Tip: Specialization Cycles for Stubborn Muscles

Past the newbie stage, it's tough to improve every muscle group or lift at the same time. Here are some simple rules for specialization programs.

Categorized under Training

“Development” and “Maintenance” Status

You can’t significantly improve every muscle group simultaneously. This is why bodybuilders often use specialization cycles for stubborn muscle groups. But remember, specializing in one area necessitates putting other things on “back burner” status.

One simple way to accomplish this is to always assign each muscle to either “development” or “maintenance” status for any given training period. In practice, this mostly means distributing less total work to maintenance muscles and more relative work to those muscles you’re aggressively trying to improve.
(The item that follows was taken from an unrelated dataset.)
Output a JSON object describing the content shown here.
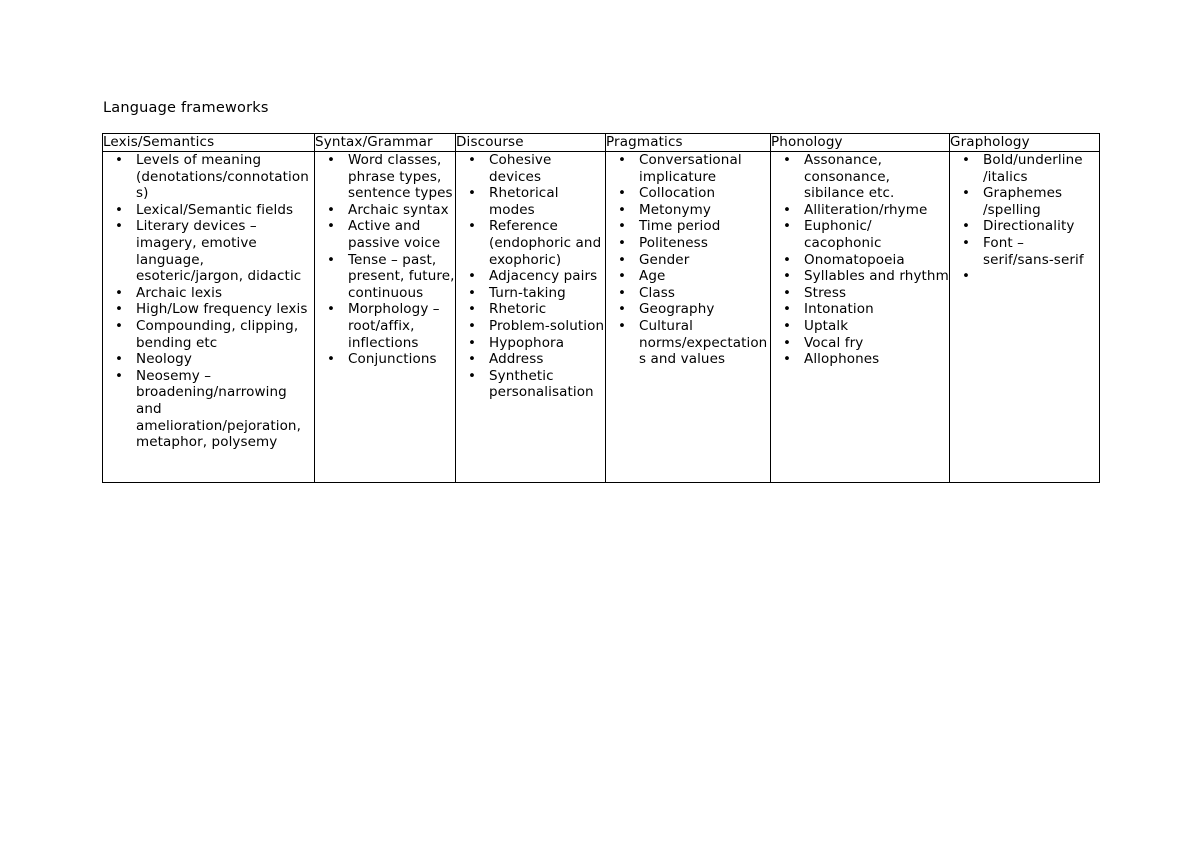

Although determining your MEV (minimum effective volume) and MAV (maximal adaptive volume) for each muscle group will take a fair bit of trial and error, one simple starting point would be to perform 9 sets a week for maintenance muscles and 15 sets per week for development muscles.

Run those numbers for 6 weeks and then re-assign each muscle to the opposite grouping for the following 6 weeks.

The Volume Method

Furthermore, there’s a simple and reliable way to determine if the volumes you assign (in number of sets per muscle/week) are optimal:

  • For maintenance muscles/exercises: If you can still hit the same number for the entire 6 weeks (meaning, your strength levels haven’t receded), you probably haven’t lost any muscle. And if you find yourself actually getting stronger over the 6-week maintenance phase, you can slightly reduce your weekly workload.
  • For development muscles/exercises: You should be getting gradually stronger over the 6-week development phase. If, for example, you benched 205 for 3×12 on week 1, you should be able to reach perhaps 220-225 for the same sets and reps on week 6. If you can’t, you’re either working too hard or not hard enough.